→ WORK ORDER
Among the entries, find the lines with the string "Pattern" and report them.

→ App and web page records
# # # # # # #
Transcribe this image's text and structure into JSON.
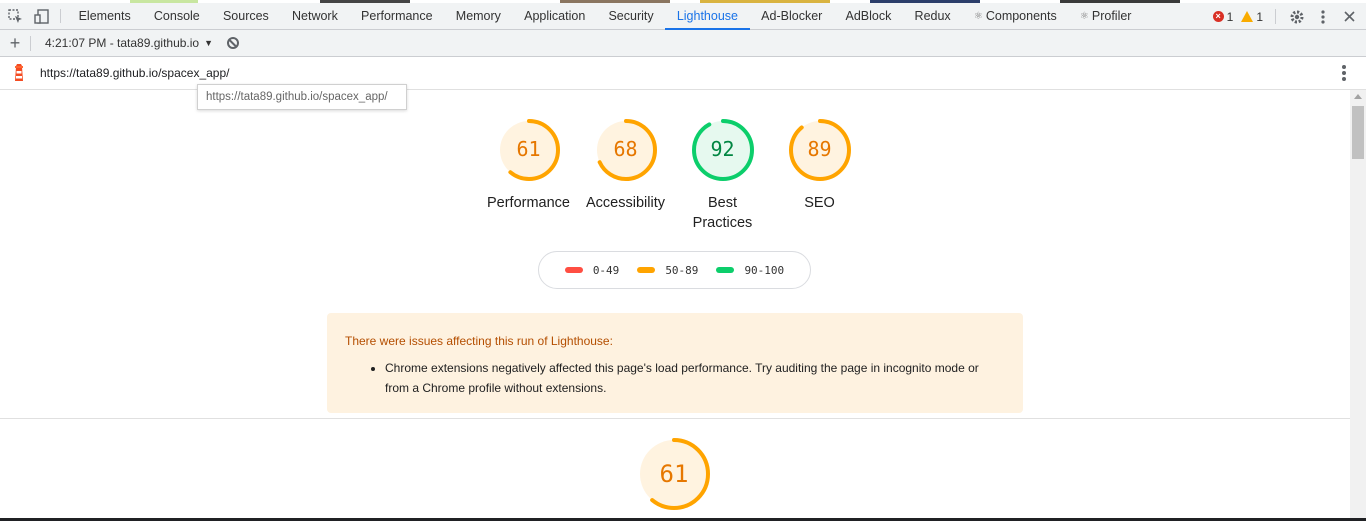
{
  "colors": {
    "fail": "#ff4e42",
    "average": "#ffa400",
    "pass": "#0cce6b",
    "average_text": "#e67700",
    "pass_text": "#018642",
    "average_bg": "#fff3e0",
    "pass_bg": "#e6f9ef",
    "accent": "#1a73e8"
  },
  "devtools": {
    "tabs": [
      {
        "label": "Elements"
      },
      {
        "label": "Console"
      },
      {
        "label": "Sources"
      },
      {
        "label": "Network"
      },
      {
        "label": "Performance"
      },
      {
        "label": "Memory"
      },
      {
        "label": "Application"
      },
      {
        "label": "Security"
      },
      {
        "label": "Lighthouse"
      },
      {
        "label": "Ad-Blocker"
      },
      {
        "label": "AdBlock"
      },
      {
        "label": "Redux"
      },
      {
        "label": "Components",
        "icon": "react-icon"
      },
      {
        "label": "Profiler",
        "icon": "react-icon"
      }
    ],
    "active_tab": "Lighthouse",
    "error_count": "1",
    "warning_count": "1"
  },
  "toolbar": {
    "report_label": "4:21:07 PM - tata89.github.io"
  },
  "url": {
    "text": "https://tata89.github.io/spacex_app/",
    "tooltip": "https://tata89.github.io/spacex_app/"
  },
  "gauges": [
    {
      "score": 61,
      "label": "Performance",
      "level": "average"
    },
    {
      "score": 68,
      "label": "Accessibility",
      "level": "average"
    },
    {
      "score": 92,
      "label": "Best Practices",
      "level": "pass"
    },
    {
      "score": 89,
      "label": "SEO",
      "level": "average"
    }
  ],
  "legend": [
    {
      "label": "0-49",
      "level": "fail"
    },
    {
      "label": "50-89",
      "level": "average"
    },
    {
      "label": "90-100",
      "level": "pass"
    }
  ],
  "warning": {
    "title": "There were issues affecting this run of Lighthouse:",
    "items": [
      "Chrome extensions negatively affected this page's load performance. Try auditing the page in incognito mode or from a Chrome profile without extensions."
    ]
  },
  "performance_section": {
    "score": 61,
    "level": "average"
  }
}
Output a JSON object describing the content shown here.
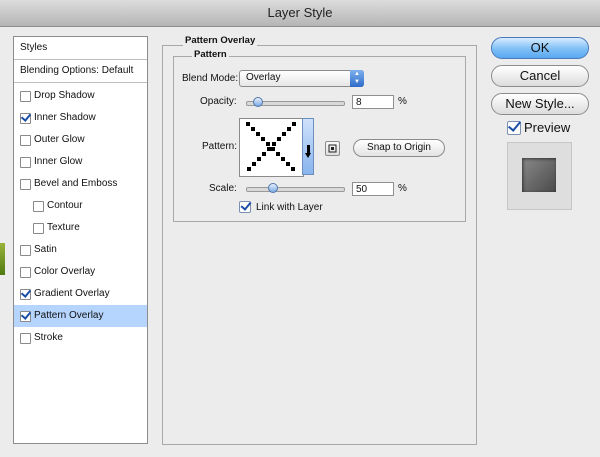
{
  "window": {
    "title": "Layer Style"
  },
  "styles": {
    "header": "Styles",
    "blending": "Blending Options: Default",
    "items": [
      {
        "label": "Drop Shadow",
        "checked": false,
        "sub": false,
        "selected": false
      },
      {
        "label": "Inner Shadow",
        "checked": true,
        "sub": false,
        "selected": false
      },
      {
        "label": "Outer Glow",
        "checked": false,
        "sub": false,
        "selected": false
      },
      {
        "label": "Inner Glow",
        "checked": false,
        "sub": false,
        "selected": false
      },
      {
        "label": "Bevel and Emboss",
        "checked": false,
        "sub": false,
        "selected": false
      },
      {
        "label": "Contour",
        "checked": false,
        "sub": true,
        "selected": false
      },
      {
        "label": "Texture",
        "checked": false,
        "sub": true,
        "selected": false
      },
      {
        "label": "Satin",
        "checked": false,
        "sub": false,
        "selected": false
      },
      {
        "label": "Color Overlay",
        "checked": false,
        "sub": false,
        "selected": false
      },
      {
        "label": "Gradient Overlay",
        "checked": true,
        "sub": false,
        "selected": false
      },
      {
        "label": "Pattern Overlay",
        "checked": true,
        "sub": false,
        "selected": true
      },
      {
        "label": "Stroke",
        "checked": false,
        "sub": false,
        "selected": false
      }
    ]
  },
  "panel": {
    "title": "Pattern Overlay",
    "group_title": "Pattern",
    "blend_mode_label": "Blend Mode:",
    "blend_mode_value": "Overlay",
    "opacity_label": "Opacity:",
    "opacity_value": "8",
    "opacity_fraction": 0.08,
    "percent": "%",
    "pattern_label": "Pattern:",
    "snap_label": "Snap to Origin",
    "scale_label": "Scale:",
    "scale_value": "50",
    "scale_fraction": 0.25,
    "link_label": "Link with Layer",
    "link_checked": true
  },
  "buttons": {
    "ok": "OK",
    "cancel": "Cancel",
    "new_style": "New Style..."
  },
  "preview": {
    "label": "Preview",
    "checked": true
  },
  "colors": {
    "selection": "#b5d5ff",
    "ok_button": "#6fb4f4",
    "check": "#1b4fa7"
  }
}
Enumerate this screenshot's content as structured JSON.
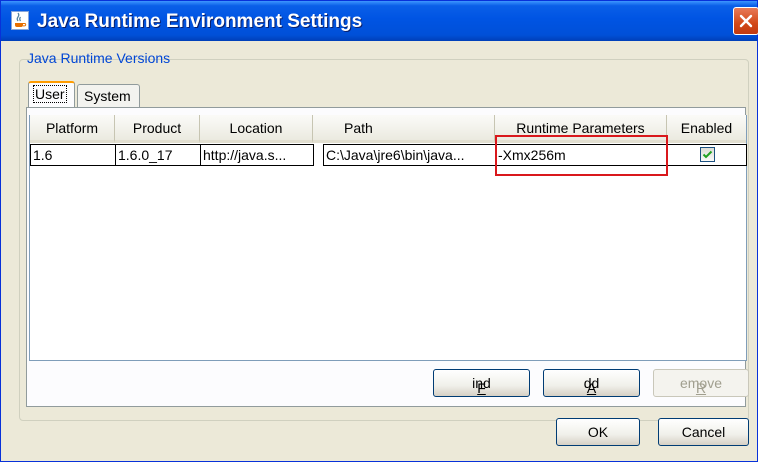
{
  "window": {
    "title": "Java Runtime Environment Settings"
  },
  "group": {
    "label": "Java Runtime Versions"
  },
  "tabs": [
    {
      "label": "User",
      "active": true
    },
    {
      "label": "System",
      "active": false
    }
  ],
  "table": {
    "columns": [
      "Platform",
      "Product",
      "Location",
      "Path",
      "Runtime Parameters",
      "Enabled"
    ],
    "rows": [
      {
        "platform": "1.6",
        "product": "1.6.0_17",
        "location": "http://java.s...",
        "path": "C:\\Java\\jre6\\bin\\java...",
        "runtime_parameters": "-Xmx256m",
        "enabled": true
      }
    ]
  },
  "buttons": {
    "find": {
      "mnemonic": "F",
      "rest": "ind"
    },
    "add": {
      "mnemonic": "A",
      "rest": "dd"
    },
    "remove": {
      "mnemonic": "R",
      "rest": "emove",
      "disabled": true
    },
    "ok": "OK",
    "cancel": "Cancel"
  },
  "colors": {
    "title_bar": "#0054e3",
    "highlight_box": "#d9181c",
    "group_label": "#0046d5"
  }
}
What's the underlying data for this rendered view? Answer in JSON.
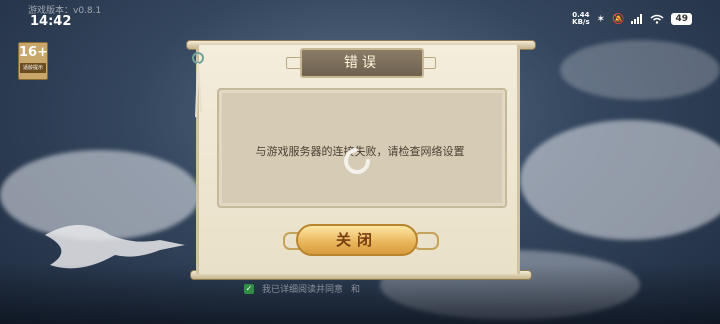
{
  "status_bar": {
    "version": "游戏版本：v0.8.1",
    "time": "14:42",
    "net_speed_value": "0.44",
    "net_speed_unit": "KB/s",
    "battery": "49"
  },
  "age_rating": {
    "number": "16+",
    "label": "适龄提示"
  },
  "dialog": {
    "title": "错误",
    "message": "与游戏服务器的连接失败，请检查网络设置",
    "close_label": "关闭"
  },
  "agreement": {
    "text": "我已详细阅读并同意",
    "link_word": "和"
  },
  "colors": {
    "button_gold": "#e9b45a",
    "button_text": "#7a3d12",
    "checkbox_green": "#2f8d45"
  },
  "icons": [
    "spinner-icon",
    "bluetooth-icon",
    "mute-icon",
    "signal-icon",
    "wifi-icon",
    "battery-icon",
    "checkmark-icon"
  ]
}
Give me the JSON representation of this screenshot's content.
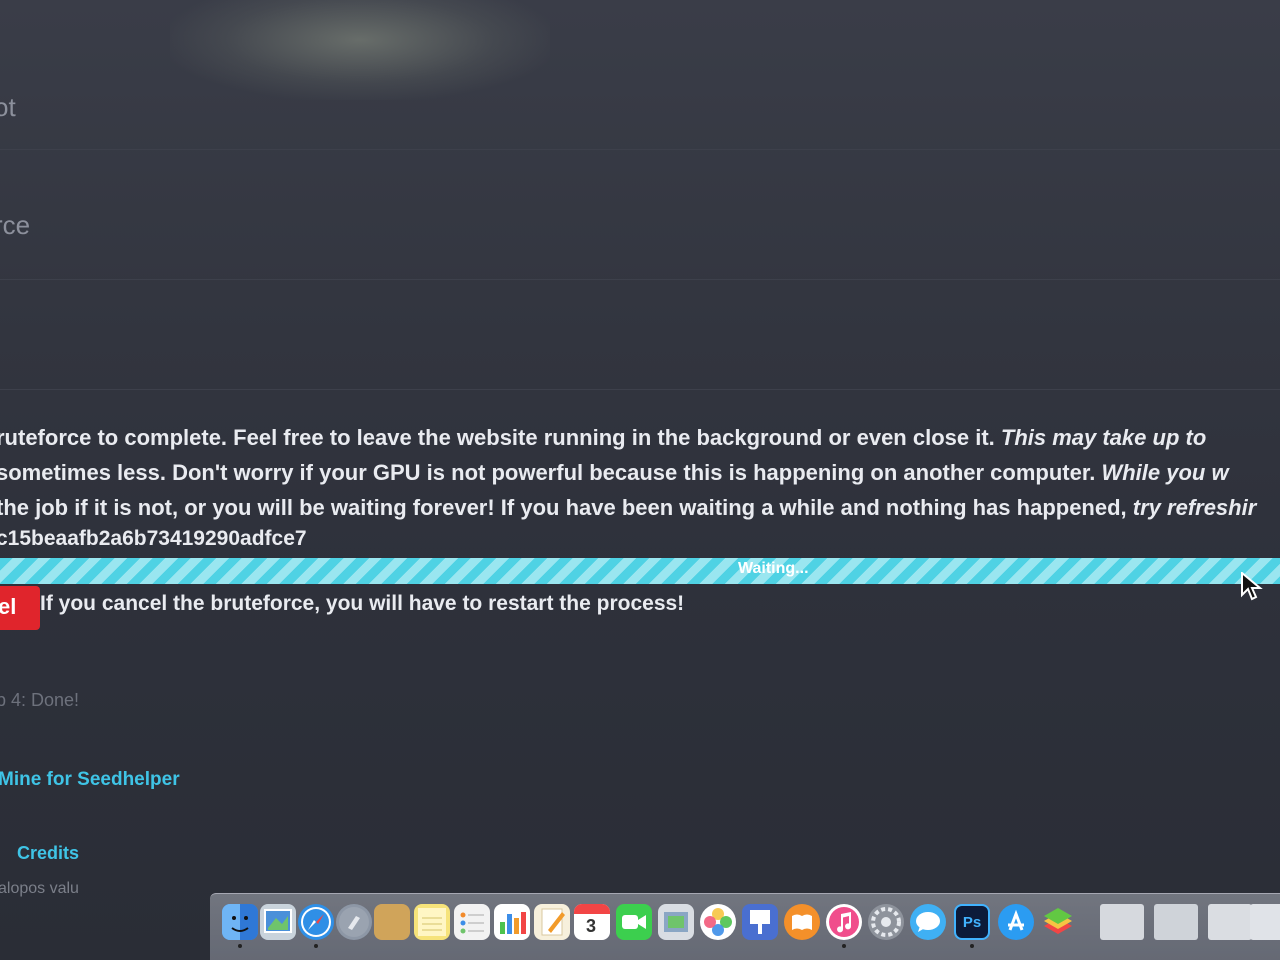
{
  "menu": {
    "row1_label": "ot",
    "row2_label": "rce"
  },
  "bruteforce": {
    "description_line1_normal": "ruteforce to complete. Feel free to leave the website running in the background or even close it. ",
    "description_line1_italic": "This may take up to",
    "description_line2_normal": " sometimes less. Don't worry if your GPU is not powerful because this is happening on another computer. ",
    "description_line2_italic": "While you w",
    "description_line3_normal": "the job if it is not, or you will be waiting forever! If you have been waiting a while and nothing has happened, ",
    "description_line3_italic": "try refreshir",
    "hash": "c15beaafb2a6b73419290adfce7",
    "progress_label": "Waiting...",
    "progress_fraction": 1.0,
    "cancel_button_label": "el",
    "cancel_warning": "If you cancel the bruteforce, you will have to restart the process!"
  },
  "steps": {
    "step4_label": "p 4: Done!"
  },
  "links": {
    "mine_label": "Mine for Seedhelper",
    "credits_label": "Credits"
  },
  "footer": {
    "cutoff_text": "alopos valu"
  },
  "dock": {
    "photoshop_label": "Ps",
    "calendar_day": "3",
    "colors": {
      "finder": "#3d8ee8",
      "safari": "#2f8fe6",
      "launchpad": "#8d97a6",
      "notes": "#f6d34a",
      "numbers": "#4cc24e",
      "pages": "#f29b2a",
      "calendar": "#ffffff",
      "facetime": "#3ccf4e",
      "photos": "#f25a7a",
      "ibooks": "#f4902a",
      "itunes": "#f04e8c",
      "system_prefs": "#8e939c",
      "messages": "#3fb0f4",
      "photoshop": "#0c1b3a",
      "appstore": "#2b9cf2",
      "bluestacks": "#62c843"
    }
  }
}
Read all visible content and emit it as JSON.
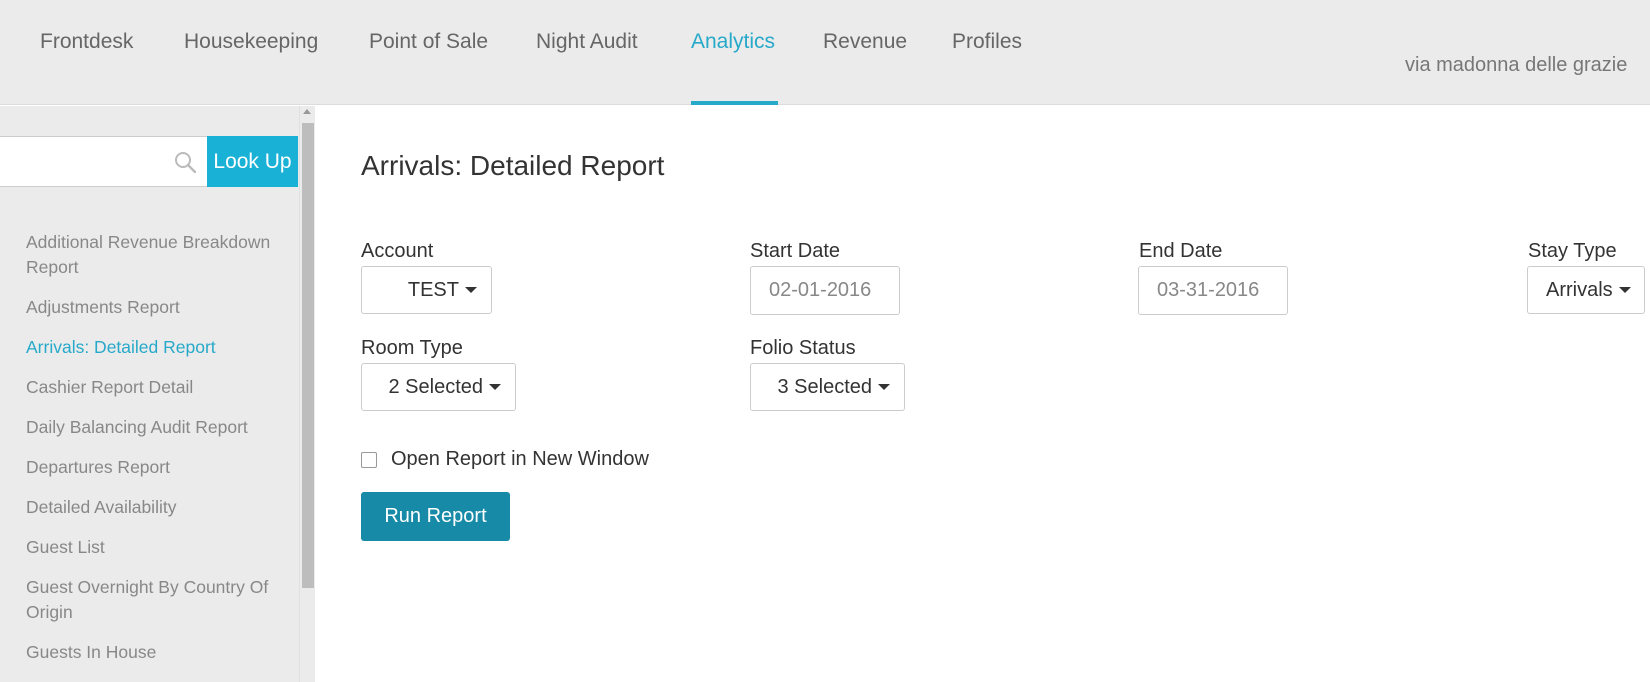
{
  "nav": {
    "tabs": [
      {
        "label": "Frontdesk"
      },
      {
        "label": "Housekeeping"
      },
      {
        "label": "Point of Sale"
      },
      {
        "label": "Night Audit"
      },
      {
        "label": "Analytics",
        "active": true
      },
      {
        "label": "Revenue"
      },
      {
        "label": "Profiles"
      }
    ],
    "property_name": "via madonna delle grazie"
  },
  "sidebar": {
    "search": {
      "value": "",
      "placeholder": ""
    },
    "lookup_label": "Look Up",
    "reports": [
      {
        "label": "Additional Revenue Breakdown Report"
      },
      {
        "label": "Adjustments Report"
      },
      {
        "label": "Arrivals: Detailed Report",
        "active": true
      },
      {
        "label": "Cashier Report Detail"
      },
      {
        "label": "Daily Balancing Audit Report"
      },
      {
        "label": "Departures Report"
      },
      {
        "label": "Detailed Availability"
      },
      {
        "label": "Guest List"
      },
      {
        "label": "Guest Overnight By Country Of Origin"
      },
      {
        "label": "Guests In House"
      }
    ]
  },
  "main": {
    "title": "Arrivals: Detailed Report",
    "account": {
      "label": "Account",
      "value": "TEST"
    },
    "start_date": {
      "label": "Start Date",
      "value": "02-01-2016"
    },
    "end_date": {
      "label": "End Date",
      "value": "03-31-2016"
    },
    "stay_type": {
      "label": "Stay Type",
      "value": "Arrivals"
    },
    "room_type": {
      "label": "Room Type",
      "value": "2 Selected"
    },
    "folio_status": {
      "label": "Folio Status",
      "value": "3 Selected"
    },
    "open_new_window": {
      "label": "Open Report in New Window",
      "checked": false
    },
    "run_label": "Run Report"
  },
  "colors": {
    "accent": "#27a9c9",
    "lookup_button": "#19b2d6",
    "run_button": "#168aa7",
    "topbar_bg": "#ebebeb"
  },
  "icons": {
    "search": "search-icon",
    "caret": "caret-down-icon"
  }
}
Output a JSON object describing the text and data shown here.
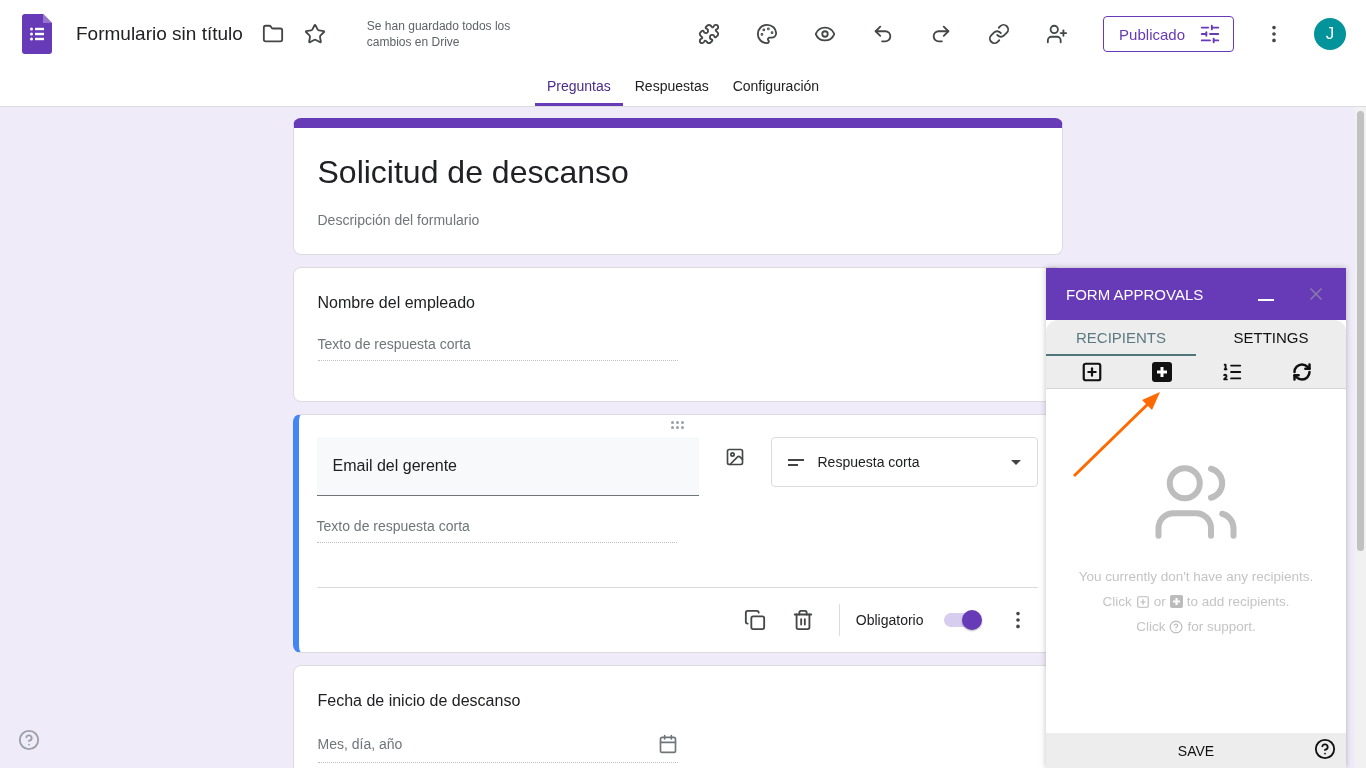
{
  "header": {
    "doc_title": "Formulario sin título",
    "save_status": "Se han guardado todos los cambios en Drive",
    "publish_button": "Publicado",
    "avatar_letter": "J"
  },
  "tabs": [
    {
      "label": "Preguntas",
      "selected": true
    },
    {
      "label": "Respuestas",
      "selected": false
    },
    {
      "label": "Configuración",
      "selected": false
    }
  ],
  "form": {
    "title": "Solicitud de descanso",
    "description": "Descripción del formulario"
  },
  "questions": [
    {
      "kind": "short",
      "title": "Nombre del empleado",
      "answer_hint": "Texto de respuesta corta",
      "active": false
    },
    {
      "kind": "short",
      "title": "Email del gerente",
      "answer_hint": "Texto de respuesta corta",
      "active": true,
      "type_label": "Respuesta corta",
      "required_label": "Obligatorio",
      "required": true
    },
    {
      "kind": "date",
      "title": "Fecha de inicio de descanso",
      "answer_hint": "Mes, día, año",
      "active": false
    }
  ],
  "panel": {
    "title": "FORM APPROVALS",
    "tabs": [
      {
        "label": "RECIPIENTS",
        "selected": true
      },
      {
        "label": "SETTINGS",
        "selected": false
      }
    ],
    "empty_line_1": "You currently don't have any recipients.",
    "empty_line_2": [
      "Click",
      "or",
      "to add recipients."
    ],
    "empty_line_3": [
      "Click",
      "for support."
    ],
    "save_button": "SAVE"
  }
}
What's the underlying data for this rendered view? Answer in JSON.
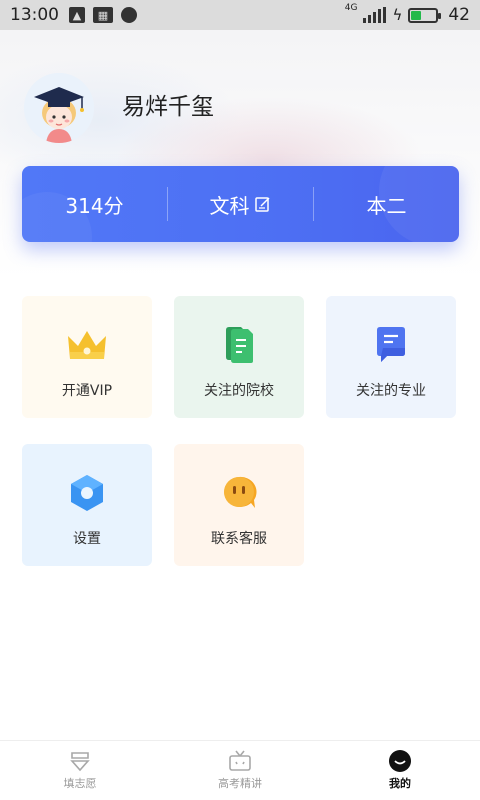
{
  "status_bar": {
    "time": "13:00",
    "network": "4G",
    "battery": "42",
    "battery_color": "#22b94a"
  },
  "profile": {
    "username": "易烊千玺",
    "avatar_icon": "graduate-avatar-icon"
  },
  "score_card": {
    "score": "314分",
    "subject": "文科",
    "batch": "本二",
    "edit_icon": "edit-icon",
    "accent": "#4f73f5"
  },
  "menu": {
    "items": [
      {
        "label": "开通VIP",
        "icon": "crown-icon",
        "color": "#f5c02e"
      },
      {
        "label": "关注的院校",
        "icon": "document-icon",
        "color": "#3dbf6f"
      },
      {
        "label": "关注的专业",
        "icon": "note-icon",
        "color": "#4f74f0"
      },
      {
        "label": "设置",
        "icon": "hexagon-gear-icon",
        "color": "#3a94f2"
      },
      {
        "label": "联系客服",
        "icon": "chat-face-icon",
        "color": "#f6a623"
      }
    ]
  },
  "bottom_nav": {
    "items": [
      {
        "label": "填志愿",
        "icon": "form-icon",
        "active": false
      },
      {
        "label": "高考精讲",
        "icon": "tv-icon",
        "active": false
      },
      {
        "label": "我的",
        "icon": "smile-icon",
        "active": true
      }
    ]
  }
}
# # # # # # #
→ EXERCISE SOLUTION
        "label": "Pattern Overlay",
    "title": "Pattern Overlay",
    "group_title": "Pattern",
    "pattern_label": "Pattern:",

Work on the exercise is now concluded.